A Look Back at Hammer School
It’s back-to-school season and as today’s children head back to class, we take a look back at Hammer School, founded 100 years ago, and share some memories of the school and its pupils.
Alvina Hammer founded Hammer School in 1923. Alvina had worked as a nurse at the Faribault State Hospital and was impacted by the plight of people with developmental and intellectual disabilities, especially children. She was so moved that she decided to rent a home near Minnehaha Falls in Minneapolis, hire a teacher, and begin caring for and teaching four children with special needs. She soon added three more children and moved to a larger home. In 1929, at the beginning of the Depression, Alvina bought a five-acre property (which later grew to nine acres) with a large farmhouse on rolling wooded grounds with fruit orchards, on Superior Blvd. in Wayzata (now Hwy 12). By 1932, the school cared for 21 children. However, many families could no longer afford the $35 a month tuition and had to withdraw their children. Alvina Hammer approached Hennepin County for help, which came in the form of placements of people then in county institutions. Over the following years, private donations and community support made it possible for Hammer School to add space and programs.

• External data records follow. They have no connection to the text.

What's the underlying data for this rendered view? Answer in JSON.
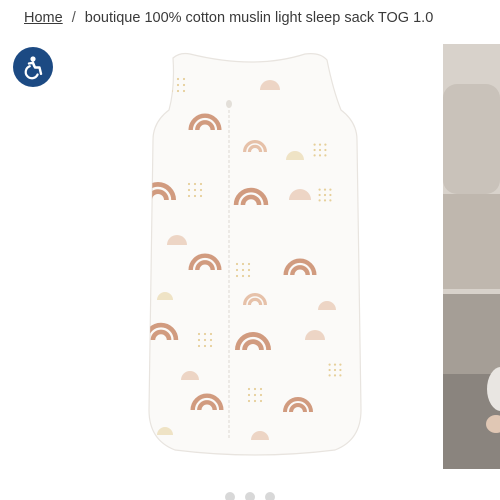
{
  "breadcrumb": {
    "home_label": "Home",
    "separator": "/",
    "current": "boutique 100% cotton muslin light sleep sack TOG 1.0"
  },
  "accessibility_button": {
    "icon": "accessibility-icon",
    "color": "#1c4a83"
  },
  "gallery": {
    "main_image_alt": "sleep sack",
    "side_image_alt": "baby wearing sleep sack",
    "pattern_colors": {
      "rainbow": "#c98a6a",
      "rainbow_light": "#e2b69b",
      "dots": "#e6cf9a"
    }
  }
}
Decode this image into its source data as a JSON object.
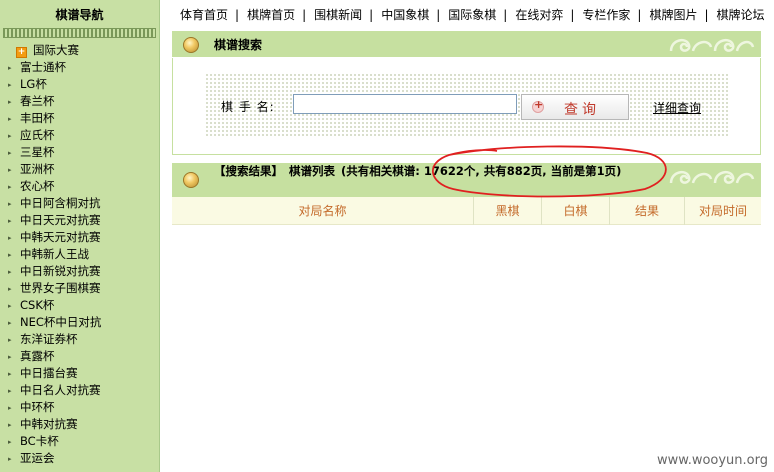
{
  "sidebar": {
    "title": "棋谱导航",
    "items": [
      {
        "label": "国际大赛",
        "open": true
      },
      {
        "label": "富士通杯"
      },
      {
        "label": "LG杯"
      },
      {
        "label": "春兰杯"
      },
      {
        "label": "丰田杯"
      },
      {
        "label": "应氏杯"
      },
      {
        "label": "三星杯"
      },
      {
        "label": "亚洲杯"
      },
      {
        "label": "农心杯"
      },
      {
        "label": "中日阿含桐对抗"
      },
      {
        "label": "中日天元对抗赛"
      },
      {
        "label": "中韩天元对抗赛"
      },
      {
        "label": "中韩新人王战"
      },
      {
        "label": "中日新锐对抗赛"
      },
      {
        "label": "世界女子围棋赛"
      },
      {
        "label": "CSK杯"
      },
      {
        "label": "NEC杯中日对抗"
      },
      {
        "label": "东洋证券杯"
      },
      {
        "label": "真露杯"
      },
      {
        "label": "中日擂台赛"
      },
      {
        "label": "中日名人对抗赛"
      },
      {
        "label": "中环杯"
      },
      {
        "label": "中韩对抗赛"
      },
      {
        "label": "BC卡杯"
      },
      {
        "label": "亚运会"
      }
    ]
  },
  "topnav": [
    "体育首页",
    "棋牌首页",
    "围棋新闻",
    "中国象棋",
    "国际象棋",
    "在线对弈",
    "专栏作家",
    "棋牌图片",
    "棋牌论坛"
  ],
  "search": {
    "title": "棋谱搜索",
    "label": "棋 手 名:",
    "input_value": "",
    "button_label": "查询",
    "advanced_link": "详细查询"
  },
  "results": {
    "head_tag": "【搜索结果】",
    "list_label": "棋谱列表",
    "summary": "(共有相关棋谱: 17622个, 共有882页, 当前是第1页)",
    "columns": [
      "对局名称",
      "黑棋",
      "白棋",
      "结果",
      "对局时间"
    ]
  },
  "watermark": "www.wooyun.org",
  "colors": {
    "sidebar_bg": "#c8e0a4",
    "header_bg": "#c6e0a0",
    "column_text": "#c46a2a",
    "button_text": "#c0392b",
    "annotation": "#e02020"
  }
}
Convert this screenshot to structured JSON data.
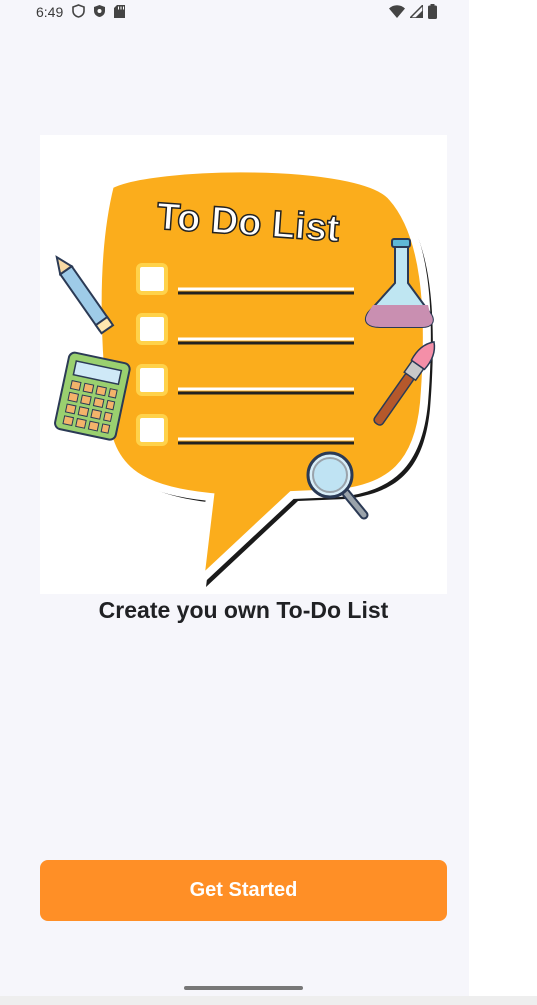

Evelyn Carlson came to Hammer in 1932 as a teacher. She had been an elementary school teacher in a lumber camp in Canada, working under very harsh conditions which greatly impacted her health. Her parents lived in Minneapolis, and she came to stay with them and was introduced to Alvina Hammer and her school. In 1947, when Alvina’s health was declining, Evelyn assumed the Director and Proprietor’s role. Under her guidance, Hammer School continued to grow and evolve. Two dormitories were built in the 1960s.
In the 1950s and ‘60s, five housemothers lived at the school, each acting as mother for an assigned group of children. According to an article about Hammer School in the Twin Citian, “each child knew their housemother was always nearby to hear a confidence or help with a problem, no matter what time of day.” The article also noted that meals were served family style with Miss Carlson, or a housemother, seated at the head of each table, teaching table manners. The housemothers also taught the students personal hygiene, dressing, and manners. Each child at Hammer had responsibilities including helping with household and garden tasks, picking up after themselves, and raising and lowering the American flag. Evelyn Carlson believed in giving each child a chance to develop their self-reliance, independence, and sense of purpose. Recreational opportunities including swimming, bowling, and outdoor games were plentiful, as were periods for arts and crafts (including weaving) and music.
Education was the backbone of the Hammer program. In a June 1961 Minneapolis Star Tribune article, Evelyn Carlson noted that, “learning by doing is the philosophy of Hammer School.” With five teachers, classes were small enough so that instruction could be personalized to the needs and attention span of each child so they could develop at their own rate. “The idea is to help them reach the utmost of their capabilities,” Miss Carlson said. Some of the students read at a fifth-grade level with comprehension. A typical day at Hammer School began with everyone having breakfast together. Students attended two classes in the morning, beginning at 9 a.m. and ending at 11:30 a.m. They would then go to their rooms and get ready for lunch which was from noon to 1 p.m. Then they would attend classes until 3 p.m. Additional classes included speech therapy, typing, and piano lessons. Students were also able to participate in their own Boy Scout troop and 4-H club.
The school had several pets over the years that were well loved by the children, beginning with a horse named Nellie who loved eating apples from the orchard. There was also a cat and several birds, including a parakeet, which Miss Carlson said proved to be a disrupting influence during Sunday school classes as “it sang louder than we did.” (Non-denominational Sunday school classes were held on Sundays. Miss Carlson said many of the children exhibited “abiding religious faith.”)
In a letter Evelyn Carlson wrote to the community, she explained that the program at Hammer School was two-fold: To provide a home where the child may feel, “Here I belong and have a place of my own,” and to offer a training and school program where the child can develop at his or her own rate of speed to the utmost of their capabilities. Miss Carlson also wrote: What a deep sense of satisfaction it is for us all when a child discovers that he or she is part of a school world, and doors, before closed, have opened up through reading and experiences hitherto undreamed of.
Today, nearly 50 years after Evelyn Carlson’s retirement, and 100 years after the founding of Hammer School, Hammer & NER continues to open doors for people living with intellectual and other disabilities. Ours is a legacy, begun by visionary pioneers, that holds much to be proud of.